**How to complete this task**:
Where does the string "JSON" occur in the entries below? Copy every line where it does.

** Supplied records follows **

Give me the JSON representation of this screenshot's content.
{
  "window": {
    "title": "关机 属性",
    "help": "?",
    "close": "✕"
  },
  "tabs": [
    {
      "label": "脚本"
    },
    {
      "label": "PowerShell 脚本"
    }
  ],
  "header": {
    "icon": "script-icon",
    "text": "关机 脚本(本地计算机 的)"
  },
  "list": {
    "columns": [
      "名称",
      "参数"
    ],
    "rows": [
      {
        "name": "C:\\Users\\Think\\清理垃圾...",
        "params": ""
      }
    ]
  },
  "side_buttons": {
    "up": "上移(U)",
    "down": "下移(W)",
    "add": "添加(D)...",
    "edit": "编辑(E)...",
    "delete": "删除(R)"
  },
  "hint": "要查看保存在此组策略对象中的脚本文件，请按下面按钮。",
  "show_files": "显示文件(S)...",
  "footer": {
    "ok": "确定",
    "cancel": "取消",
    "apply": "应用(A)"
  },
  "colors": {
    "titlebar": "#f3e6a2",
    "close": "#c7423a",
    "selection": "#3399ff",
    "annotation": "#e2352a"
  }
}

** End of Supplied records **
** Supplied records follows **

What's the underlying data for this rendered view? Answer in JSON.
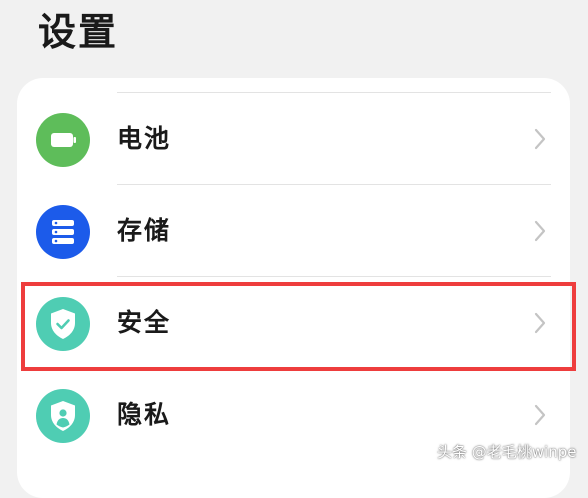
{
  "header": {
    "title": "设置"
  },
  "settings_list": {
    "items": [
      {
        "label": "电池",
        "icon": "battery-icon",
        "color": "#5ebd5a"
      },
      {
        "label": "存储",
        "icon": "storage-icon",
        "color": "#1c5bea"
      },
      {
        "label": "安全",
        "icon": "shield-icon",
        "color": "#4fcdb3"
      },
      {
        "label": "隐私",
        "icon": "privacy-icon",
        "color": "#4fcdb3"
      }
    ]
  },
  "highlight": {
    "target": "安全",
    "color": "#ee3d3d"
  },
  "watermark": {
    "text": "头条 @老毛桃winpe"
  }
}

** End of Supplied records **

**Reply**:
Give me the JSON representation of this screenshot's content.
What's the underlying data for this rendered view? Answer in JSON.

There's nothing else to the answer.